Supplied information:
BEGIN

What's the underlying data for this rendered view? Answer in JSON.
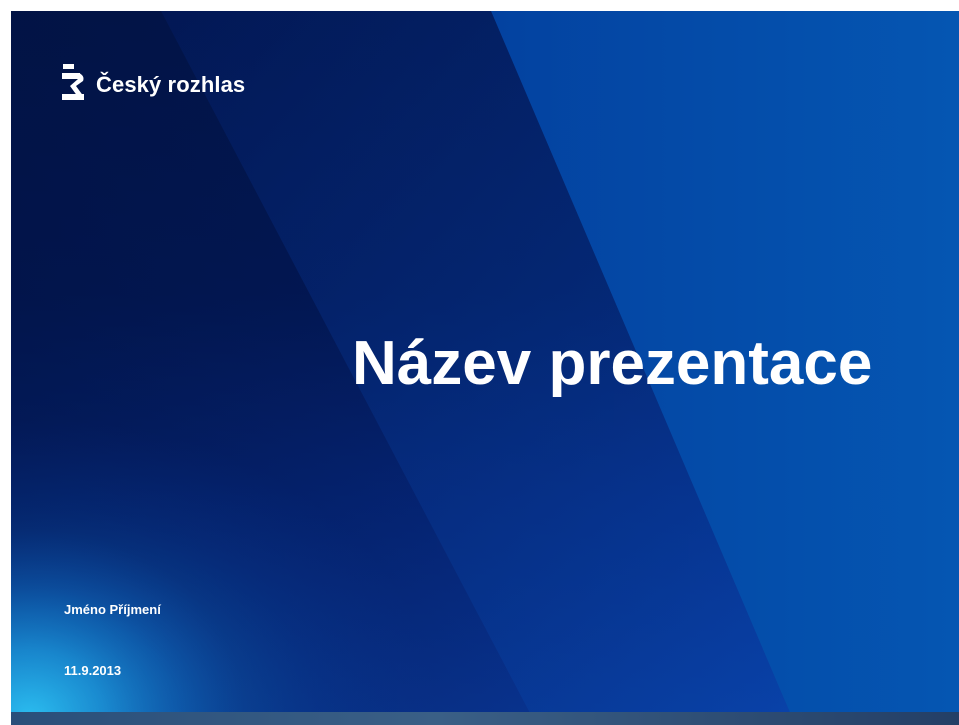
{
  "slide": {
    "logo": {
      "icon": "cesky-rozhlas-logo-icon",
      "text": "Český rozhlas"
    },
    "title": "Název prezentace",
    "author": "Jméno Příjmení",
    "date": "11.9.2013"
  },
  "colors": {
    "background_dark": "#02174f",
    "background_mid": "#0a3a9f",
    "background_bright": "#0450a8",
    "accent_light_blue": "#1ea7e8",
    "text": "#ffffff"
  }
}
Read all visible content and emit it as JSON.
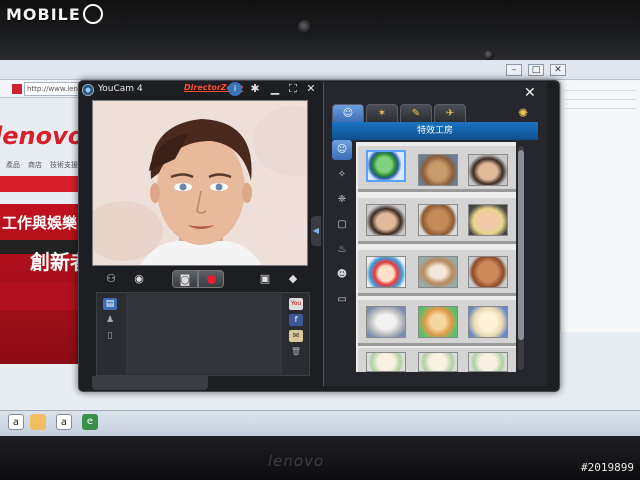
{
  "photo": {
    "watermark": "MOBILE",
    "watermark_icon": "mobile01-logo-icon",
    "photo_id": "#2019899",
    "bezel_brand": "lenovo"
  },
  "browser": {
    "address": "http://www.lenovo",
    "site_logo": "lenovo",
    "nav_items": [
      "產品",
      "商店",
      "技術支援"
    ],
    "banner_line1": "工作與娛樂",
    "banner_line2": "創新者"
  },
  "youcam": {
    "title": "YouCam 4",
    "director_zone": "DirectorZone",
    "toolbar_icons": [
      "info-badge-icon",
      "gear-icon",
      "minimize-icon",
      "fullscreen-icon",
      "close-icon"
    ],
    "controls": [
      "face-tracking-icon",
      "eye-icon",
      "camera-icon",
      "record-icon",
      "picture-icon",
      "eraser-icon"
    ],
    "media_tabs": [
      "media-library-icon",
      "person-icon",
      "file-icon"
    ],
    "share_icons": [
      "youtube-icon",
      "facebook-icon",
      "email-icon",
      "trash-icon"
    ]
  },
  "effects": {
    "tabs": [
      "avatar-tab",
      "sparkle-tab",
      "brush-tab",
      "gadget-tab"
    ],
    "header": "特效工房",
    "categories": [
      "avatar-category",
      "magic-wand-category",
      "particle-category",
      "frame-category",
      "scene-category",
      "emotion-category",
      "border-category"
    ],
    "close_glyph": "✕",
    "rows": [
      [
        "globe-download-avatar",
        "fur-creature-avatar",
        "man-portrait-avatar"
      ],
      [
        "cartoon-man-avatar",
        "teddy-bear-avatar",
        "blond-man-avatar"
      ],
      [
        "clown-avatar",
        "dog-avatar",
        "poodle-avatar"
      ],
      [
        "statue-avatar",
        "lion-avatar",
        "sheep-avatar"
      ],
      [
        "small-avatar-1",
        "small-avatar-2",
        "small-avatar-3"
      ]
    ]
  },
  "taskbar": {
    "items": [
      "search-box",
      "folder-icon",
      "calendar-icon",
      "browser-icon"
    ]
  }
}
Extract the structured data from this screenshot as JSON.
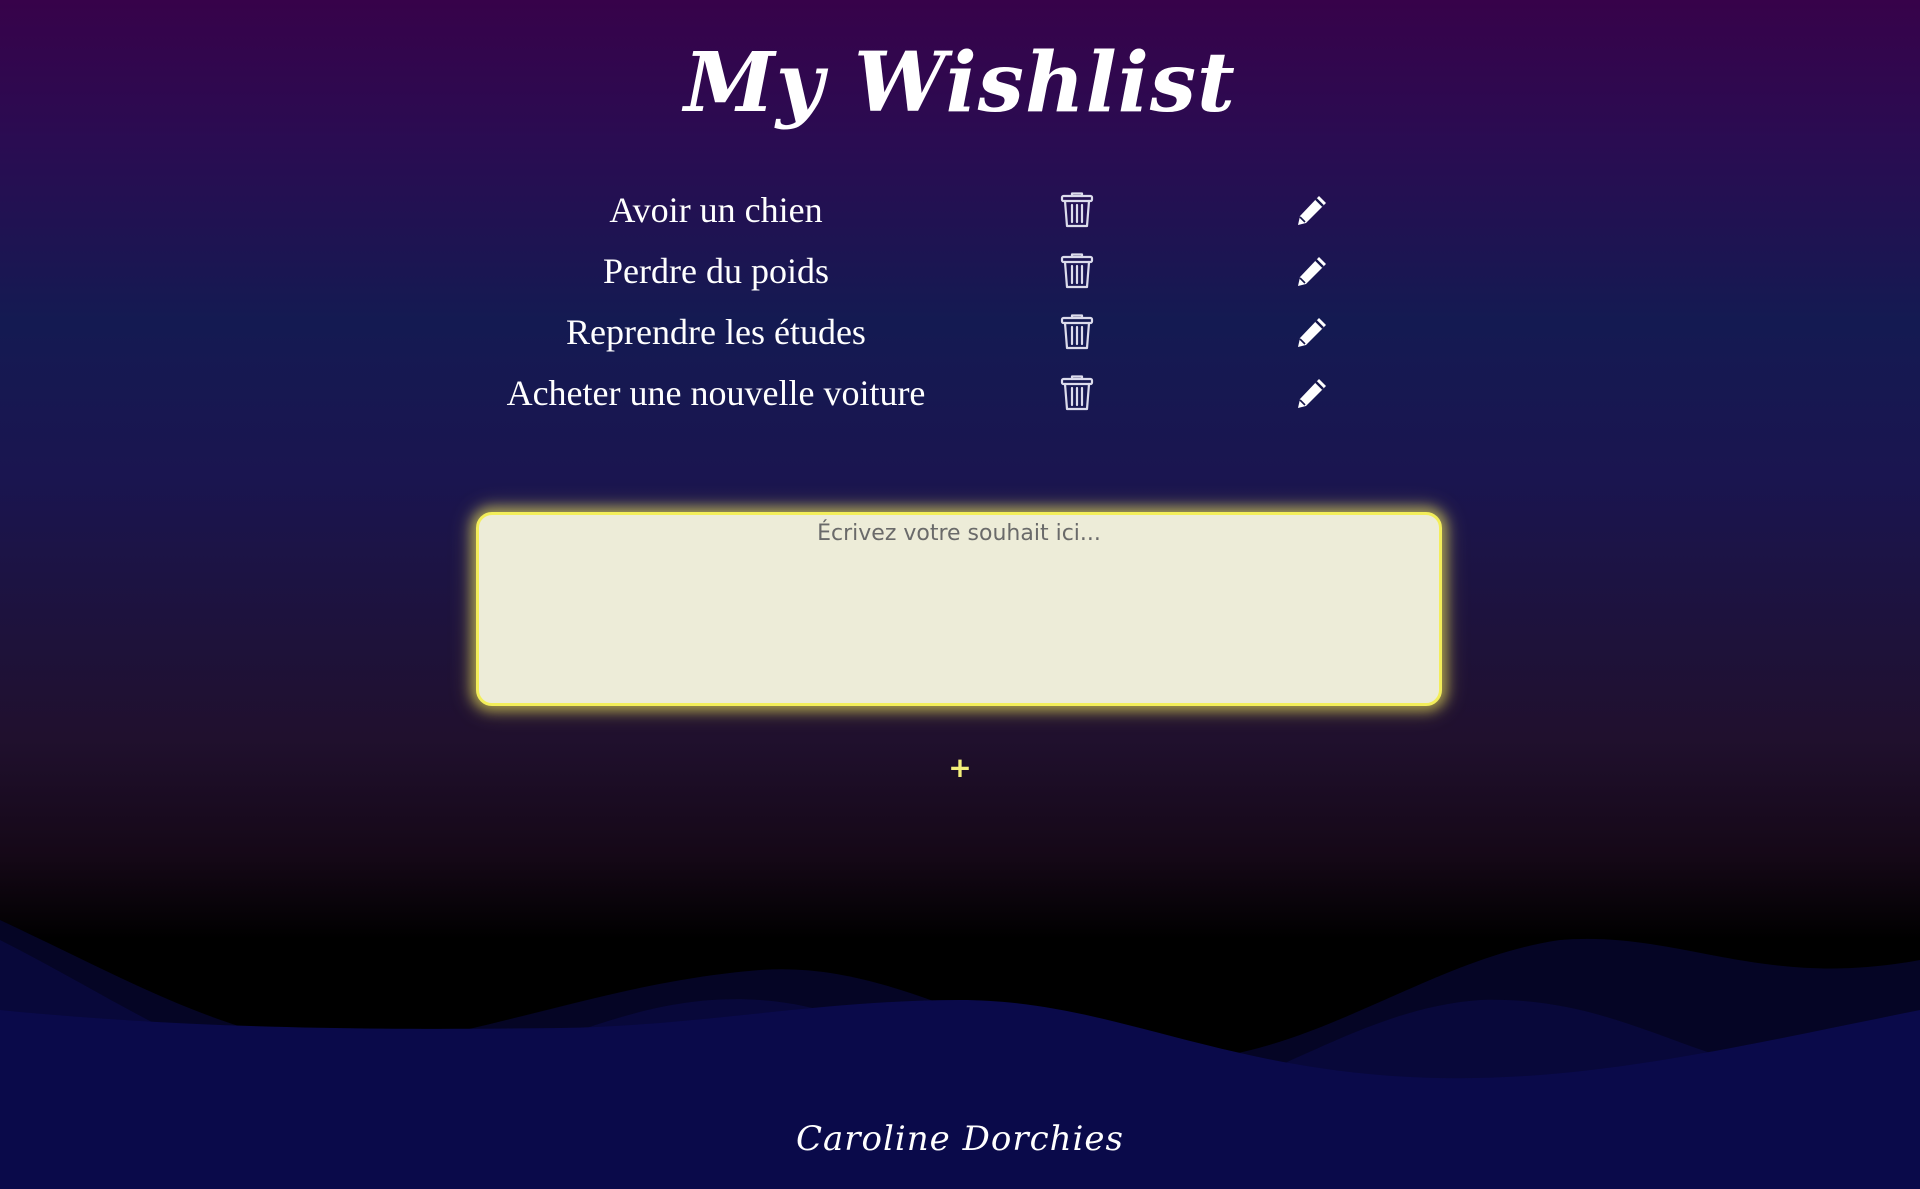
{
  "header": {
    "title": "My Wishlist"
  },
  "wishes": [
    {
      "text": "Avoir un chien",
      "delete_icon": "trash-icon",
      "edit_icon": "pencil-icon"
    },
    {
      "text": "Perdre du poids",
      "delete_icon": "trash-icon",
      "edit_icon": "pencil-icon"
    },
    {
      "text": "Reprendre les études",
      "delete_icon": "trash-icon",
      "edit_icon": "pencil-icon"
    },
    {
      "text": "Acheter une nouvelle voiture",
      "delete_icon": "trash-icon",
      "edit_icon": "pencil-icon"
    }
  ],
  "input": {
    "placeholder": "Écrivez votre souhait ici...",
    "value": ""
  },
  "add_button": {
    "label": "+"
  },
  "footer": {
    "signature": "Caroline Dorchies"
  },
  "colors": {
    "background_top": "#37024a",
    "background_mid": "#141a52",
    "background_bottom": "#000000",
    "wave_color": "#0a0a4a",
    "input_background": "#edecd8",
    "input_glow": "#f3ee5a",
    "text": "#ffffff",
    "add_button": "#f3ee7a"
  }
}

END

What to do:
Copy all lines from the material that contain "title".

Completed exercise:
    "title": "Název prezentace",
    "title": "YouCam 4",
    "title": "My Wishlist"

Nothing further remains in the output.